Work item: Once you find a line containing the word "crest" in the entries below, copy it.

/---

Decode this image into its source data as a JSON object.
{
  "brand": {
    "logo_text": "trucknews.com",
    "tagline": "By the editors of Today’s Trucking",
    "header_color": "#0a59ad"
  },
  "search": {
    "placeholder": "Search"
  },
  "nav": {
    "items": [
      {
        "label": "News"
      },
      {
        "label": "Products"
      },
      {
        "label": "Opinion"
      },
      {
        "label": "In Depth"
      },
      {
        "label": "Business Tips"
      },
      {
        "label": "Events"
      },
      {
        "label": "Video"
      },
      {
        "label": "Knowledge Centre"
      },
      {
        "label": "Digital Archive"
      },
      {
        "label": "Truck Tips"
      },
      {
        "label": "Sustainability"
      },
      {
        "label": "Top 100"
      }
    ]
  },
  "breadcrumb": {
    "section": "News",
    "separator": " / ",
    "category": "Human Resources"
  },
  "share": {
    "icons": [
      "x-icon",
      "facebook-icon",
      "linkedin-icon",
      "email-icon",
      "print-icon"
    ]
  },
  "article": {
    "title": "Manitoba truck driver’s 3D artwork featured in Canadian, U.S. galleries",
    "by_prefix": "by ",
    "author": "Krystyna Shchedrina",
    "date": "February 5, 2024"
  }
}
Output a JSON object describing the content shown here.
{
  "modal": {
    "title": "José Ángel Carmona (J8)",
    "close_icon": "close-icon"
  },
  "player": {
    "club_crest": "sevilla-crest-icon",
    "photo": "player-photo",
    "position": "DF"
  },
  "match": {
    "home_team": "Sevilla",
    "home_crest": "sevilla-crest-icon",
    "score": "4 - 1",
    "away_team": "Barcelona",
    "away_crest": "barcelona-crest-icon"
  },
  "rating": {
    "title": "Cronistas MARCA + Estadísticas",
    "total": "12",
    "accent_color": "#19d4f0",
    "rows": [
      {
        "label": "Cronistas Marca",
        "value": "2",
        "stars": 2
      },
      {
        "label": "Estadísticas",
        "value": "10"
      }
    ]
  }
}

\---

Response to this exercise:
    "club_crest": "sevilla-crest-icon",
    "home_crest": "sevilla-crest-icon",
    "away_crest": "barcelona-crest-icon"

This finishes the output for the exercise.